_Work to be completed_.
Give back the data below exactly, with every line kept the same.

Data about app and page elements
▬▬▬
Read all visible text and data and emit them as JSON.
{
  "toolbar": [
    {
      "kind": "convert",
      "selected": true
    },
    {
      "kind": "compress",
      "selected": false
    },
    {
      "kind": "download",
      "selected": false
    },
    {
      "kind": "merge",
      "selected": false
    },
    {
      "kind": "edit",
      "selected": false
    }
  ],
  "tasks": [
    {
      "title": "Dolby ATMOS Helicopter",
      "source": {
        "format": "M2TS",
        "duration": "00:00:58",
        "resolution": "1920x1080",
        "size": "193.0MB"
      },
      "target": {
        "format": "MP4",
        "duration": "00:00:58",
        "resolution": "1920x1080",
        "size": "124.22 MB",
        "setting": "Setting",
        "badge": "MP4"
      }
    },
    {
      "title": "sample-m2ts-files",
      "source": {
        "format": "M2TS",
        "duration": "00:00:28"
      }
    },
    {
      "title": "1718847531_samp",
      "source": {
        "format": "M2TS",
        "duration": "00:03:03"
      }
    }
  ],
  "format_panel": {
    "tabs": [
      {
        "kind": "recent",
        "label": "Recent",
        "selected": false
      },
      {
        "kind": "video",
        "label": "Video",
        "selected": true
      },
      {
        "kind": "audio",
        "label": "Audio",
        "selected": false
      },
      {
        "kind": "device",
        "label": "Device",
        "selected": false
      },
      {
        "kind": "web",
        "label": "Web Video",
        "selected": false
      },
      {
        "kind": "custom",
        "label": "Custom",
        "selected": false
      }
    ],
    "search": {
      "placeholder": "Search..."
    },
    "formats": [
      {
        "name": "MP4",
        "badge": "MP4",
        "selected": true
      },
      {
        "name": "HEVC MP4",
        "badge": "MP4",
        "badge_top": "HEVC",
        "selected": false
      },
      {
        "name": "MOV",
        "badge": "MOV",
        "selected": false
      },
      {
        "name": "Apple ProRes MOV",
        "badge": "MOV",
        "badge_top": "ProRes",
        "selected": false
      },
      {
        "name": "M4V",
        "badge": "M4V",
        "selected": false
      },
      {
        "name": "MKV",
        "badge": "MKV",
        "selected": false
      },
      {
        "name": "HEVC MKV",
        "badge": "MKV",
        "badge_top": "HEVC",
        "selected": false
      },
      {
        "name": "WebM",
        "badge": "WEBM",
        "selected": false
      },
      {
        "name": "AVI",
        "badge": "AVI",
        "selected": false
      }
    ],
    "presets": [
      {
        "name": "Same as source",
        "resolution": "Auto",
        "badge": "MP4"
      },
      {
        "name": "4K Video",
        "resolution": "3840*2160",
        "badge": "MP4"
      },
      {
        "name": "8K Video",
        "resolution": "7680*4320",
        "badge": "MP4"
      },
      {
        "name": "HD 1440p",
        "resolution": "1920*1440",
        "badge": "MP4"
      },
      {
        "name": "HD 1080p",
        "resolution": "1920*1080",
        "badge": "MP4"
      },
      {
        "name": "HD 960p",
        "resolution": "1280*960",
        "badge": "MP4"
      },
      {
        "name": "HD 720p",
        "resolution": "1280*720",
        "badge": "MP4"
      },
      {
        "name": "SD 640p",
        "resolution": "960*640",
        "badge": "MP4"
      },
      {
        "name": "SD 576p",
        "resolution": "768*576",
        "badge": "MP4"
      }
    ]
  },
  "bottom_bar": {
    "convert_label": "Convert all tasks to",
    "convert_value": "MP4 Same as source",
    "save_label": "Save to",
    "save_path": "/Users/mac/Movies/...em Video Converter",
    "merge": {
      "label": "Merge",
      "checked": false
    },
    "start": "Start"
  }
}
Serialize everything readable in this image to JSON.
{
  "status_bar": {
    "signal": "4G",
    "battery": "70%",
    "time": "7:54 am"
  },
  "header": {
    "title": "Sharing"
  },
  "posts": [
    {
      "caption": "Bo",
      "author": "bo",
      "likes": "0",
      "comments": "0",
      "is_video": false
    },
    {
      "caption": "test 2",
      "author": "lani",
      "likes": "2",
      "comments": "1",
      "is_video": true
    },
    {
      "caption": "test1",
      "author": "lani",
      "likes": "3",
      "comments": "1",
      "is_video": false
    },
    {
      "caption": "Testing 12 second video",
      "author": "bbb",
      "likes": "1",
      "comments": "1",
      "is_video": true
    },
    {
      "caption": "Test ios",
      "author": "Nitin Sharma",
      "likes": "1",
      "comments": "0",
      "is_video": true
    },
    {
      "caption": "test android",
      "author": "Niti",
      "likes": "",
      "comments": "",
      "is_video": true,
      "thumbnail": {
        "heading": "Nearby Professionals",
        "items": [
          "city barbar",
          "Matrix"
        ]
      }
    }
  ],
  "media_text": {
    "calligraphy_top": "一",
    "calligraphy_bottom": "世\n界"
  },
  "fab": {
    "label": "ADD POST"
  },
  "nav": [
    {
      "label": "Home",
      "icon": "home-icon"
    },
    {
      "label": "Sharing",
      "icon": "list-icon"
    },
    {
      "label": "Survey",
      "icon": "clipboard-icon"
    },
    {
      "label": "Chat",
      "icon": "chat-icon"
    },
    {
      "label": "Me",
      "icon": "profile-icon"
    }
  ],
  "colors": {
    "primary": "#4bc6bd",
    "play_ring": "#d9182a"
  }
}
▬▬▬
_Finished task_.
Read all visible text and data and emit them as JSON.
{
  "toolbar": [
    {
      "kind": "convert",
      "selected": true
    },
    {
      "kind": "compress",
      "selected": false
    },
    {
      "kind": "download",
      "selected": false
    },
    {
      "kind": "merge",
      "selected": false
    },
    {
      "kind": "edit",
      "selected": false
    }
  ],
  "tasks": [
    {
      "title": "Dolby ATMOS Helicopter",
      "source": {
        "format": "M2TS",
        "duration": "00:00:58",
        "resolution": "1920x1080",
        "size": "193.0MB"
      },
      "target": {
        "format": "MP4",
        "duration": "00:00:58",
        "resolution": "1920x1080",
        "size": "124.22 MB",
        "setting": "Setting",
        "badge": "MP4"
      }
    },
    {
      "title": "sample-m2ts-files",
      "source": {
        "format": "M2TS",
        "duration": "00:00:28"
      }
    },
    {
      "title": "1718847531_samp",
      "source": {
        "format": "M2TS",
        "duration": "00:03:03"
      }
    }
  ],
  "format_panel": {
    "tabs": [
      {
        "kind": "recent",
        "label": "Recent",
        "selected": false
      },
      {
        "kind": "video",
        "label": "Video",
        "selected": true
      },
      {
        "kind": "audio",
        "label": "Audio",
        "selected": false
      },
      {
        "kind": "device",
        "label": "Device",
        "selected": false
      },
      {
        "kind": "web",
        "label": "Web Video",
        "selected": false
      },
      {
        "kind": "custom",
        "label": "Custom",
        "selected": false
      }
    ],
    "search": {
      "placeholder": "Search..."
    },
    "formats": [
      {
        "name": "MP4",
        "badge": "MP4",
        "selected": true
      },
      {
        "name": "HEVC MP4",
        "badge": "MP4",
        "badge_top": "HEVC",
        "selected": false
      },
      {
        "name": "MOV",
        "badge": "MOV",
        "selected": false
      },
      {
        "name": "Apple ProRes MOV",
        "badge": "MOV",
        "badge_top": "ProRes",
        "selected": false
      },
      {
        "name": "M4V",
        "badge": "M4V",
        "selected": false
      },
      {
        "name": "MKV",
        "badge": "MKV",
        "selected": false
      },
      {
        "name": "HEVC MKV",
        "badge": "MKV",
        "badge_top": "HEVC",
        "selected": false
      },
      {
        "name": "WebM",
        "badge": "WEBM",
        "selected": false
      },
      {
        "name": "AVI",
        "badge": "AVI",
        "selected": false
      }
    ],
    "presets": [
      {
        "name": "Same as source",
        "resolution": "Auto",
        "badge": "MP4"
      },
      {
        "name": "4K Video",
        "resolution": "3840*2160",
        "badge": "MP4"
      },
      {
        "name": "8K Video",
        "resolution": "7680*4320",
        "badge": "MP4"
      },
      {
        "name": "HD 1440p",
        "resolution": "1920*1440",
        "badge": "MP4"
      },
      {
        "name": "HD 1080p",
        "resolution": "1920*1080",
        "badge": "MP4"
      },
      {
        "name": "HD 960p",
        "resolution": "1280*960",
        "badge": "MP4"
      },
      {
        "name": "HD 720p",
        "resolution": "1280*720",
        "badge": "MP4"
      },
      {
        "name": "SD 640p",
        "resolution": "960*640",
        "badge": "MP4"
      },
      {
        "name": "SD 576p",
        "resolution": "768*576",
        "badge": "MP4"
      }
    ]
  },
  "bottom_bar": {
    "convert_label": "Convert all tasks to",
    "convert_value": "MP4 Same as source",
    "save_label": "Save to",
    "save_path": "/Users/mac/Movies/...em Video Converter",
    "merge": {
      "label": "Merge",
      "checked": false
    },
    "start": "Start"
  }
}
Serialize everything readable in this image to JSON.
{
  "status_bar": {
    "signal": "4G",
    "battery": "70%",
    "time": "7:54 am"
  },
  "header": {
    "title": "Sharing"
  },
  "posts": [
    {
      "caption": "Bo",
      "author": "bo",
      "likes": "0",
      "comments": "0",
      "is_video": false
    },
    {
      "caption": "test 2",
      "author": "lani",
      "likes": "2",
      "comments": "1",
      "is_video": true
    },
    {
      "caption": "test1",
      "author": "lani",
      "likes": "3",
      "comments": "1",
      "is_video": false
    },
    {
      "caption": "Testing 12 second video",
      "author": "bbb",
      "likes": "1",
      "comments": "1",
      "is_video": true
    },
    {
      "caption": "Test ios",
      "author": "Nitin Sharma",
      "likes": "1",
      "comments": "0",
      "is_video": true
    },
    {
      "caption": "test android",
      "author": "Niti",
      "likes": "",
      "comments": "",
      "is_video": true,
      "thumbnail": {
        "heading": "Nearby Professionals",
        "items": [
          "city barbar",
          "Matrix"
        ]
      }
    }
  ],
  "media_text": {
    "calligraphy_top": "一",
    "calligraphy_bottom": "世\n界"
  },
  "fab": {
    "label": "ADD POST"
  },
  "nav": [
    {
      "label": "Home",
      "icon": "home-icon"
    },
    {
      "label": "Sharing",
      "icon": "list-icon"
    },
    {
      "label": "Survey",
      "icon": "clipboard-icon"
    },
    {
      "label": "Chat",
      "icon": "chat-icon"
    },
    {
      "label": "Me",
      "icon": "profile-icon"
    }
  ],
  "colors": {
    "primary": "#4bc6bd",
    "play_ring": "#d9182a"
  }
}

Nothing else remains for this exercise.